### ASSIGNED TASK
Select all lines holding the word "title" from the entries that follow.

### PROVIDED MATERIAL
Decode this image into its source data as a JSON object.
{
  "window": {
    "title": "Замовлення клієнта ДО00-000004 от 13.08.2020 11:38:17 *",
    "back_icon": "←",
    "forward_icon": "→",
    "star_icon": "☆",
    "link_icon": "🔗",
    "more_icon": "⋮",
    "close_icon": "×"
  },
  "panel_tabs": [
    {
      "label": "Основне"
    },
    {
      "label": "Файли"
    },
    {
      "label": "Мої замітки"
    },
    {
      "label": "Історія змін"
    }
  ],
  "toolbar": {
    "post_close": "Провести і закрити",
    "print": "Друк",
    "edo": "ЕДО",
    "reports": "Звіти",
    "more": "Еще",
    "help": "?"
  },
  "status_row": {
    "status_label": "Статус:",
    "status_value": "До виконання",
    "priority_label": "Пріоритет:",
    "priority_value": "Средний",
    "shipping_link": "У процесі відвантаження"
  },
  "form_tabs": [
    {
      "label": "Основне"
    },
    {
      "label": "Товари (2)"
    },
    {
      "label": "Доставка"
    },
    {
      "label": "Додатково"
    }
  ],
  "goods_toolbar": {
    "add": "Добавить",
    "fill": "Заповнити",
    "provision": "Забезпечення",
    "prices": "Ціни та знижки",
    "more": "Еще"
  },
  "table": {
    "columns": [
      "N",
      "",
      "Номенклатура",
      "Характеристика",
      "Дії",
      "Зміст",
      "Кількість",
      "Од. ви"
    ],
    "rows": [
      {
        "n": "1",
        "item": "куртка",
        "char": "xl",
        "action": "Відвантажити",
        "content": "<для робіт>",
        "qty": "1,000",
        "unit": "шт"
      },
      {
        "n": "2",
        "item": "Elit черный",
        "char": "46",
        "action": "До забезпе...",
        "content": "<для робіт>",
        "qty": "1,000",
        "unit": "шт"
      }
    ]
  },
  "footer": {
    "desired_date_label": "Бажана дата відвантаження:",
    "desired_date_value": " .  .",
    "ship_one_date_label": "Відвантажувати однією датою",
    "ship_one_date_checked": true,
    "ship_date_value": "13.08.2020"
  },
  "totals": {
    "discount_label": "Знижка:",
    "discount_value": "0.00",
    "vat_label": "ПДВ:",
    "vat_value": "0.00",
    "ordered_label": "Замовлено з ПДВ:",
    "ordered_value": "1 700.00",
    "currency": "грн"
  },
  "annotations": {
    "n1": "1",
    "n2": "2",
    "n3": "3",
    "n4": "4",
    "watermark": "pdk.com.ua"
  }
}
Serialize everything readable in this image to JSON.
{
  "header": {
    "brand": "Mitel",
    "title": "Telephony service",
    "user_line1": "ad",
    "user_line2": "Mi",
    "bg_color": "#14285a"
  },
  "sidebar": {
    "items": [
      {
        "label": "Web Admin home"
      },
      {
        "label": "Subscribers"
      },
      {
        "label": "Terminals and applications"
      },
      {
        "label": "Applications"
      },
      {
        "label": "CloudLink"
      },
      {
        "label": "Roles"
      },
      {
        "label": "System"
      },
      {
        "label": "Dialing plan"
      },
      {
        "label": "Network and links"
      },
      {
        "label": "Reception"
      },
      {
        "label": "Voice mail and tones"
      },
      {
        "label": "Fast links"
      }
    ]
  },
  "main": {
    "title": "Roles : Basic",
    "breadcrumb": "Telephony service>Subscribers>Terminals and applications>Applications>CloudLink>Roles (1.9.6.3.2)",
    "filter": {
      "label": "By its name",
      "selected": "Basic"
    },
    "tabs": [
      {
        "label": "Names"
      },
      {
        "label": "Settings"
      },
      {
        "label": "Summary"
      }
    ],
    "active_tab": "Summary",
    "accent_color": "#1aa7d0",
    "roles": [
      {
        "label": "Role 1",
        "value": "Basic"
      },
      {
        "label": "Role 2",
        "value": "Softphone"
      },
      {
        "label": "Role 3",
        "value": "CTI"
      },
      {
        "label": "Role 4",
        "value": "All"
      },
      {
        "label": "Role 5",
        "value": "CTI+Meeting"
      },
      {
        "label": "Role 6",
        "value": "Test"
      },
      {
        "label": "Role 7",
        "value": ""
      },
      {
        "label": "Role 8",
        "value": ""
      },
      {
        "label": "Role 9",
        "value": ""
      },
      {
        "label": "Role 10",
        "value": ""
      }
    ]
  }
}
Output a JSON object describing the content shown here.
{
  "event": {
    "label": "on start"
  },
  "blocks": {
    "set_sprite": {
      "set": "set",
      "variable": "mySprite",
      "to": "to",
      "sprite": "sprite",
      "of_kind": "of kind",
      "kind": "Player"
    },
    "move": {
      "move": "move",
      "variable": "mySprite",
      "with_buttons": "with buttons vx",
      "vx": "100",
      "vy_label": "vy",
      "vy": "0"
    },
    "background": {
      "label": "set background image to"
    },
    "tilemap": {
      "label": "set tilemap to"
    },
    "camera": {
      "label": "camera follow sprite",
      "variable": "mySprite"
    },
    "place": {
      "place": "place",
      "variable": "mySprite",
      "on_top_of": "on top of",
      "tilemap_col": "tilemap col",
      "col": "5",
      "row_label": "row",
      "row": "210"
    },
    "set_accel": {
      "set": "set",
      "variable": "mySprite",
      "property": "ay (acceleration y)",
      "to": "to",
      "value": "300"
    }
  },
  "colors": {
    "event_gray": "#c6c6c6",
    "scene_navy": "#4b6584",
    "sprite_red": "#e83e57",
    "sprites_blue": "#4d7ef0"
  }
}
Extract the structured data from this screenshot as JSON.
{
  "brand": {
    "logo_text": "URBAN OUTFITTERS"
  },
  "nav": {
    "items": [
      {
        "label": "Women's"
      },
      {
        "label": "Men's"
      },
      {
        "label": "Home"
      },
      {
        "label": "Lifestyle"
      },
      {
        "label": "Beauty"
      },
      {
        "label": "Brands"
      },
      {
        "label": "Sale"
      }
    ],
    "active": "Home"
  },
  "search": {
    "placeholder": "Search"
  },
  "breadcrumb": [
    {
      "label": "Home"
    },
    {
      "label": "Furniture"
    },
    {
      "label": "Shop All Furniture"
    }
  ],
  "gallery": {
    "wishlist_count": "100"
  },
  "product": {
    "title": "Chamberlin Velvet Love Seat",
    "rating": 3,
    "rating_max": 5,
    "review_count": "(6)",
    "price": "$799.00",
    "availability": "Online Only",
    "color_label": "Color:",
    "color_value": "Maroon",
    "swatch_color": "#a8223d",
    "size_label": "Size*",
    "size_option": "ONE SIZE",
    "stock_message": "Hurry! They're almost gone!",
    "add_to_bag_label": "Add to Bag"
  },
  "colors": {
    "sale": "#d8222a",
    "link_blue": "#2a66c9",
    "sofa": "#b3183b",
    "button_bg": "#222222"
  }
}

### TASK SOLUTION
    "title": "Замовлення клієнта ДО00-000004 от 13.08.2020 11:38:17 *",
    "title": "Telephony service",
    "title": "Roles : Basic",
    "title": "Chamberlin Velvet Love Seat",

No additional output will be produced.